Despite another week of negotiations Mississippi lawmakers didn't reach an agreement on a plan to fix the state's infrastructure.

Mississippi legislators says they couldn't agree on a comprehensive infrastructure plan. The Senate's Bridge Act bill included $200 million in new funding, bonds, using money set aside for the Rainy Day Fund and a portion of the Mississippi Department of Transportation's budget for roads and bridges. The House added its bill that would divert some use tax monies to counties and municipalities. But requiring municipalities match state funds dollar for dollar was the sticking point. Republican Senator Joey Fillingane of Sumrall Chairs the Finance Committee.

"Our friends in the House agreed with requiring the match for counties but decided they did not want a similar match for any municipal dollars, claiming they are strapped for cash and didn't have any extra monies and these types of things," said Fillingane.

Fillingane says both sides worked out provisions including taking 1 percent instead of the 2 percent earmarked for the Rainy Day Fund, and changing stipulations involving MDOT. But the chambers reached a stalmate on the municipal funding match issue. House Republican Charles Busby of Pascagoula chairs the Transportation Committee.

"Yeah, it's pretty disappointing that we get this close to getting something done.

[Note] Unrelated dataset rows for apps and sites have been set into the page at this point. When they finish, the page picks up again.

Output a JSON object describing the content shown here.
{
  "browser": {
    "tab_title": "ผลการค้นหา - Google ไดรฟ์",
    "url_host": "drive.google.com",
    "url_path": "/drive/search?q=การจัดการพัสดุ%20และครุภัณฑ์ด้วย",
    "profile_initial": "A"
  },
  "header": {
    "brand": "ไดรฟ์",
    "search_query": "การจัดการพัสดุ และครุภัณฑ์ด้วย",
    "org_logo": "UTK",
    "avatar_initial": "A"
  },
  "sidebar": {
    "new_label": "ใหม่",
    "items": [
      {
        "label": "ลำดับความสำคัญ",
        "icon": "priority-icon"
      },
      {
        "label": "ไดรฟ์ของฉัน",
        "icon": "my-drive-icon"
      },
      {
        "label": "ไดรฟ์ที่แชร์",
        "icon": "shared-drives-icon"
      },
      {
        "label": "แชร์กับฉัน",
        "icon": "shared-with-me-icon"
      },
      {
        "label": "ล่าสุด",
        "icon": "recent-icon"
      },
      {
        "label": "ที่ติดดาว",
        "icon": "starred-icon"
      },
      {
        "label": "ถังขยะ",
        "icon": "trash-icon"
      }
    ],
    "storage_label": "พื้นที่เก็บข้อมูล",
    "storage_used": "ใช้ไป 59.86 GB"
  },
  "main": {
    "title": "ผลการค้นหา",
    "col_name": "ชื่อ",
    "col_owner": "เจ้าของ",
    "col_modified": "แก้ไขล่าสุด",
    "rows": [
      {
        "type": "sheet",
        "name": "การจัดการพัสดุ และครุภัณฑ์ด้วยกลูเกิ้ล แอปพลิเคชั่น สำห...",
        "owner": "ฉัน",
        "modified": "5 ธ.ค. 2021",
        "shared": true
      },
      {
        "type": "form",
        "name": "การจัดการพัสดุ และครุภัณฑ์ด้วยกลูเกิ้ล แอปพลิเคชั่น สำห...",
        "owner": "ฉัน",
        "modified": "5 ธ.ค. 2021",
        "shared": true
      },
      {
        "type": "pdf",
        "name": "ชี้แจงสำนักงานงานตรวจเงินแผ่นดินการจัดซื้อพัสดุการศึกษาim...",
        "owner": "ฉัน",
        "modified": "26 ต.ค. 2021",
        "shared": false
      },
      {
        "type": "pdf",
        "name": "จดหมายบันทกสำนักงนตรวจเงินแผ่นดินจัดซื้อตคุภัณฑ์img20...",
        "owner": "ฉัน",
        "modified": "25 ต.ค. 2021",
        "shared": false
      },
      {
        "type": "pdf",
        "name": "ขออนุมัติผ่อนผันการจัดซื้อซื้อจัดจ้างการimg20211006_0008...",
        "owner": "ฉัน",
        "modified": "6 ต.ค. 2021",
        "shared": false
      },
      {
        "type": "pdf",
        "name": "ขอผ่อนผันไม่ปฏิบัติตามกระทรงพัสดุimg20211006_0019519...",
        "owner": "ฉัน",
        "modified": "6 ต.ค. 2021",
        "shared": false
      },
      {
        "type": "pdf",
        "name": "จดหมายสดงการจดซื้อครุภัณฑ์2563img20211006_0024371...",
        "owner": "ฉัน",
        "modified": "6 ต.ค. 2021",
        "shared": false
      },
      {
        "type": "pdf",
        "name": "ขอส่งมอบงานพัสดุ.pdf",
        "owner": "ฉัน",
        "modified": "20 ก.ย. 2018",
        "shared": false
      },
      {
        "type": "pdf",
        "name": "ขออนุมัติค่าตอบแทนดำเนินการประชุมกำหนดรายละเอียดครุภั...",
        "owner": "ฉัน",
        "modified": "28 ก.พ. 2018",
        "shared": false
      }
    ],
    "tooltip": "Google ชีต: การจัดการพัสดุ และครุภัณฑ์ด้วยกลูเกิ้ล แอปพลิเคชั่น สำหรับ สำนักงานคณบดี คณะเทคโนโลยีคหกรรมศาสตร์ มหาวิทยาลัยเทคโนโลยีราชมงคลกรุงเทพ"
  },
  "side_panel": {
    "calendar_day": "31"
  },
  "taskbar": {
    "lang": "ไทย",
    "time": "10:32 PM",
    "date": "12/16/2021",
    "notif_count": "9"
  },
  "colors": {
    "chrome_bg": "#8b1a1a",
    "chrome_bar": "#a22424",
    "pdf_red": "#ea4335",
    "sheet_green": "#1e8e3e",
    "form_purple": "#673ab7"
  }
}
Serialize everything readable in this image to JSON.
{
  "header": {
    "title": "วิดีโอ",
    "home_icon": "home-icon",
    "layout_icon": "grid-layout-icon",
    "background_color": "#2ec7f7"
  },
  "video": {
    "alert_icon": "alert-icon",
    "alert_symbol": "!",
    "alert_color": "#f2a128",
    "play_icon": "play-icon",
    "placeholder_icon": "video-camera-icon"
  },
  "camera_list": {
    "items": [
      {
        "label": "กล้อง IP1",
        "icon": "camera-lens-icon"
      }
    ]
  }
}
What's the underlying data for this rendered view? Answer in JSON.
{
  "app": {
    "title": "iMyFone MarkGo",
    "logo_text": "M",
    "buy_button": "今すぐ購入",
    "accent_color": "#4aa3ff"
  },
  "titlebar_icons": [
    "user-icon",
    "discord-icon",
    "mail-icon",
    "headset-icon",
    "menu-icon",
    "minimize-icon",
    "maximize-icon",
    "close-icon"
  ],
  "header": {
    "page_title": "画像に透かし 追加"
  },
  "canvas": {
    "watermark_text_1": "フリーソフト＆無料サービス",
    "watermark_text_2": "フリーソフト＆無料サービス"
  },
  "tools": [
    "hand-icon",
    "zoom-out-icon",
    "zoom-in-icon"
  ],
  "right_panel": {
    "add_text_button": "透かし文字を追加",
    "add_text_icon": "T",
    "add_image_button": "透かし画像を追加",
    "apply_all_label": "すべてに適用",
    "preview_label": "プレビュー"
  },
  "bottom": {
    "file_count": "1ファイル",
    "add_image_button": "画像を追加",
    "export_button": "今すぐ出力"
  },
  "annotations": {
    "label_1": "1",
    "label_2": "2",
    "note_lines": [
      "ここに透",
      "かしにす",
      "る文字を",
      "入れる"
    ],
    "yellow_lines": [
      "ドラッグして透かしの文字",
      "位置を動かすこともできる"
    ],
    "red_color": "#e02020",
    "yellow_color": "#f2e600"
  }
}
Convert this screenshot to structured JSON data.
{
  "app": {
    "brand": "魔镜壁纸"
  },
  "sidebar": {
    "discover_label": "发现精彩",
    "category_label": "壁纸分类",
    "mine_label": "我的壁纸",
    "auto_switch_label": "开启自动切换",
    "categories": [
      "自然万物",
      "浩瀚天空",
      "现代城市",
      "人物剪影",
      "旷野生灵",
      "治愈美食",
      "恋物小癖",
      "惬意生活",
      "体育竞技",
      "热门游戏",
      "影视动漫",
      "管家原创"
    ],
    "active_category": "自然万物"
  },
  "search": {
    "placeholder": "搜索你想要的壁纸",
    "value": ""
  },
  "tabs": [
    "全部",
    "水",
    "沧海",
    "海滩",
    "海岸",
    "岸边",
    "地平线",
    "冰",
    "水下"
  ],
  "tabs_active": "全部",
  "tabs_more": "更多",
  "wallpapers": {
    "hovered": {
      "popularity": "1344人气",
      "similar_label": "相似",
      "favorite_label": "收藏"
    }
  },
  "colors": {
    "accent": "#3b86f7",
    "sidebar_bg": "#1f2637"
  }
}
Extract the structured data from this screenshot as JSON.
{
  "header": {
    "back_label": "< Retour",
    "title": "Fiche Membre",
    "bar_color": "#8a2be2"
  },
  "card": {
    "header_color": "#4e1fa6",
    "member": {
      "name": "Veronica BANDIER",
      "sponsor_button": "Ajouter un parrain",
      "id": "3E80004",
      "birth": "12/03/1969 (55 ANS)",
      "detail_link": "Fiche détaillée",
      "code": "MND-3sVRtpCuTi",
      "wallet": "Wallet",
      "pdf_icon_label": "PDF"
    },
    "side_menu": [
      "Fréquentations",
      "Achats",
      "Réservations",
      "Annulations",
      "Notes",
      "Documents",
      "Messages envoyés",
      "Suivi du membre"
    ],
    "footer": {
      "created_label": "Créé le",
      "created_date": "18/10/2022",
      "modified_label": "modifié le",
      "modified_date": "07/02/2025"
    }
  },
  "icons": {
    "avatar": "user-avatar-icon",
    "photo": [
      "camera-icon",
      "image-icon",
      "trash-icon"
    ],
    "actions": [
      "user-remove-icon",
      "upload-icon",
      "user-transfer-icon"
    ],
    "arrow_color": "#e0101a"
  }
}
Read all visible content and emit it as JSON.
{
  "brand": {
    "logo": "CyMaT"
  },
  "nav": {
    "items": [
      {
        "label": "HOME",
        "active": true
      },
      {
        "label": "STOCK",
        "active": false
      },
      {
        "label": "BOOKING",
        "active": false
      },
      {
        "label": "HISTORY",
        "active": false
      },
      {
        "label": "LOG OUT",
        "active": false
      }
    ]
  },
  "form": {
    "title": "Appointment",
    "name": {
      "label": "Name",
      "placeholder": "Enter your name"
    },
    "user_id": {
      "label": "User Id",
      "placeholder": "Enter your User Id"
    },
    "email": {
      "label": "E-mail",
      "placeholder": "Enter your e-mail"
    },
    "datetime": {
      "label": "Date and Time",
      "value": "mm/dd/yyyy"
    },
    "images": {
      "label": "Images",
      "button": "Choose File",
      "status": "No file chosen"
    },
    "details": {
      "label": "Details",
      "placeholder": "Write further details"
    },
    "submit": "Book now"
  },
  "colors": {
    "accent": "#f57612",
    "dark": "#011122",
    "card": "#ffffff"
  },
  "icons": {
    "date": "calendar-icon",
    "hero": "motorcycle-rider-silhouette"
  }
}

Now it wasn't a long term solution to our infrastructure problems but it allowed us to begin addressing immediate needs," said Busby.

Democratic Senator Willie Simmons of Cleveland Chairs the Senate Transportation Committee.

"If we're going to take care of the entire transportation infrastructure it is a local issue also and everybody both municipalities and the counties have to have some skin in the game," said Simmons.

The House and Senate agreed on a borrowing package that includes $50 million for local bridges. The 2018 session is slated to end this week.